“US President Joe Biden signed an executive order that directs federal government agencies to work together to better understand and ultimately regulate digital assets. Whatever rules the Treasury Department, or any other regulator, comes up with, they are likely to mean more work for any business that deals in cryptocurrency. Banks already are required to have stringent KYC and AML procedures in place when dealing with fiat transfers, but crypto exchanges do not.

“The requirements have not been there, and neither has the desire to implement such procedures. It would entail costs and inconvenience for the exchanges, and their customers certainly have not been clamouring for it. Indeed, one of the key attractions of cryptocurrencies has been the anonymity available to both parties in a transaction, the amount and time of which are incorporated into the blockchain that records it, but not information about the participants.

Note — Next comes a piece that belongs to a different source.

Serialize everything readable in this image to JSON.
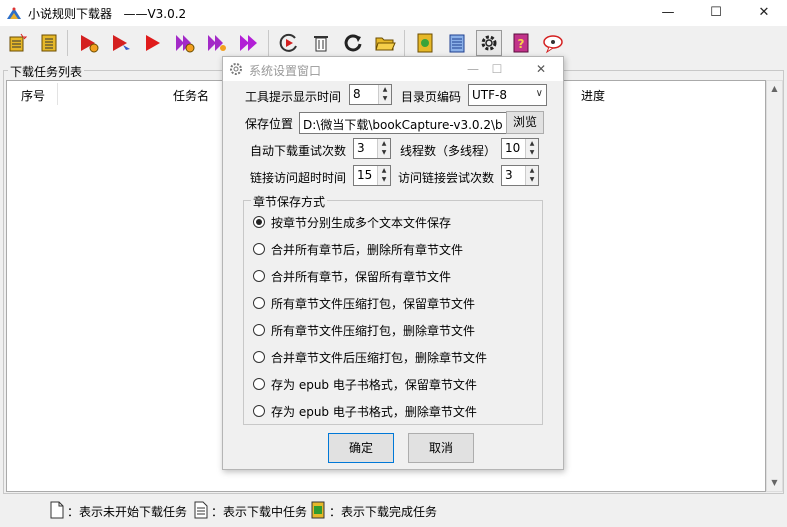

“It’s almost certain now that crypto exchanges will have to compile this information to comply with the U.S. rules, and other similar ones, and the exchanges will have to update their KYC and AML processes. There is also the possibility they will have to go back over old transactions and uncover the parties, which will not be a simple task.

“If there is a silver lining, it is that crypto exchanges are new and nimble entities, built on digital foundations, so they can respond more quickly and with less disruption to their organisational structures and operations when changes, in this case to their payment and fraud monitoring systems, are called for. Banks, by contrast, often labour under hidebound attitudes, organisational silos and legacy data systems, impeding progress.”

Time for a complete overhaul
Nick Payne, banking services, customer advisory, SAS UK & IrelandNick Payne, banking services, customer advisory, SAS UK & Ireland
Nick Payne

Nick Payne, banking services, customer advisory at SAS UK & Ireland, consolidates many of the comments of his predecessors and suggests that environmental and social governance (ESG), as well as cryptocurrency, will come increasingly into the main focus for regulators this year.

He comments: “In 2022, firms will need to revisit their governance frameworks as they tackle the challenges of overseeing a more complex business environment and address heightened regulatory and social expectations. These changes will focus on operational resilience, climate, diversity and inclusion.

“The regulatory focus will undoubtedly focus on the banks’ climate pledges and whether or not they are delivering on these promises. Regulators will develop ESG disclosure and increase inspection of greenwashing and liability risk management.

“Financial service providers will need to deepen their climate-related risk management capabilities, including scenario analysis, as the supervisory focus will broaden beyond climate to capture nature-related risk.

“Continuing progress made in 2021, there will be a sharp focus on the risks stemming from digital innovation in 2022, with cryptoasset and digital payment providers needing to prepare for increased management of their risk frameworks. Weaknesses in banks’ AML processes have gained more attention from the regulators and I expect greater levels of inspection in 2022.:

  • Tyler is a Fintech Junior Journalist with specific interests in Online Banking and emerging AI technologies. He began his career writing with a plethora of national and international publications.